Corn and Soybean Planting Progress a Bit Slower Than Expected

Posted on Tue, 05/26/2020 - 15:56

Corn planting advanced eight percentage points over the past week to 88% complete, as rains slowed efforts a bit more than anticipated. Analysts polled by Reuters expected USDA to report planting was 90% complete as of Sunday. But progress is still ahead of 82% complete for the five-year average.

How many acres in North Dakota will be claimed as prevent-plant (PP) or switched to beans has been a hot topic. Today’s update shows North Dakota farmers pushed planting an impressive 34 points to 54% complete, though that was still 25 points behind the five-year average. Based on planting intentions of 3.2 million acres, that signals nearly 1.5 million acres had yet to be seeded as of Sunday. The final PP insurance data for much of the state was May 25.
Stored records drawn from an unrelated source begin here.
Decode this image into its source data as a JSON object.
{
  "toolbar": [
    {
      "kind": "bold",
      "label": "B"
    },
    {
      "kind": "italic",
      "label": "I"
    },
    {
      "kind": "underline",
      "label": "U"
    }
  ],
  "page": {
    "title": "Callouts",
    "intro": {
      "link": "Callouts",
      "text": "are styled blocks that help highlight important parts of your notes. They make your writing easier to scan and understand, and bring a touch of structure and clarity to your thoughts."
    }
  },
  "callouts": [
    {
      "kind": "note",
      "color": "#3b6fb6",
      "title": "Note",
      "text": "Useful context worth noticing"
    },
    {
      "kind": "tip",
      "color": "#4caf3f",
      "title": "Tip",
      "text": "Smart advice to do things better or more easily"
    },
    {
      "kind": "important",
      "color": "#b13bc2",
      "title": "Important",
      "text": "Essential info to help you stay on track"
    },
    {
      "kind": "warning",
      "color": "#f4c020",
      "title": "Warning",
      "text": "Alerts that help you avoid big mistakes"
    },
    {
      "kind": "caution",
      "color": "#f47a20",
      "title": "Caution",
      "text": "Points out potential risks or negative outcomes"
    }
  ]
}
Illinois had 89% of the crop in as of Sunday (82% on average), with Indiana at 80% planted (69%), Iowa at 97% (91%), Kansas at 87% (81%), Minnesota at 98% (88%), Nebraska at 97% (89%) and South Dakota at 86% (74%).

USDA says 64% of the corn crop was emerged as of Sunday, which was six points ahead of the average for this point in the season.

There was a bit of a surprise as USDA issued its initial crop condition rating of the season (it did not indicate this would be coming in last week’s report). It rated 70% of the crop in “good” to “excellent” (G/E) condition. Last year, USDA rated 59% of the crop in G/E condition in its initial update — but that update came on June 10. 

 

This week

Last week

Year-ago

Very poor

1

NA

NA

Poor

4

NA

NA

Fair

25

NA

NA

Good

58

NA

NA

Excellent

12

NA

NA

 

Soybean planting also falls short of expectations, but still well ahead of average

Soybean planting advanced 12 points to 65% complete the week ended May 24, which was four points slower than analysts surveyed by Reuters expected on average. The five-year average is for planting to be 55% complete at this point in the season. Once again, progress is quite a bit more advanced in the western Belt than the eastern Corn Belt, though most primary producing states are running ahead of the norm.

Illinois has planted 65% of its intended acres (56% on average), with Indiana at 66% planted (48%), Iowa at 92% (64%), Minnesota at 88% (70%), Missouri at 39% (40%), Nebraska at 89% (62%), North Dakota at 53% (44%) and South Dakota at 62% (47%).

USDA reports that 35% of the U.S. soybean crop has emerged versus 27% for the five-year average.

Rains slow cotton planting in Texas

Cotton planting advanced to 53% complete as of Sunday, which is right in line with the five-year average and a nine-point gain from last week. Texas has seeded 50% of its intended acres, which was just a four-point gain for the week but still nine points ahead of the five-year average. Rains slowed efforts but were generally welcome due to the recent drying trend.

Aggressive spring wheat planting over the past week

Farmers took advantage of a generally open stretch of weather over the past week to push spring wheat planting 21 points ahead to 81% complete, though that’s still nine points behind the five-year average. This was more aggressive than the 77% complete analysts surveyed by Reuters anticipated. Of note, North Dakota advanced planting 29 points to 70% complete (88% on average), with Minnesota and Montana also making big strides over the past week. Also of note, USDA reports 51% of the spring wheat crop has emerged, which is 14 points behind the average for this point in the season.

Winter wheat rating improves a bit more than expected

As of Sunday, 68% of the U.S. winter wheat crop was headed, which was four points behind the five-year average. Much of the Plains received welcome rain over the past week, which helped crop condition ratings improve two points to 54% G/E. Analysts expected a one-point improvement.

 

This week

Last week

Year-ago

Very poor

5

5

2

Poor

11

11

7

Fair

30

32

30

Good

46

44

48

Excellent

8

8

13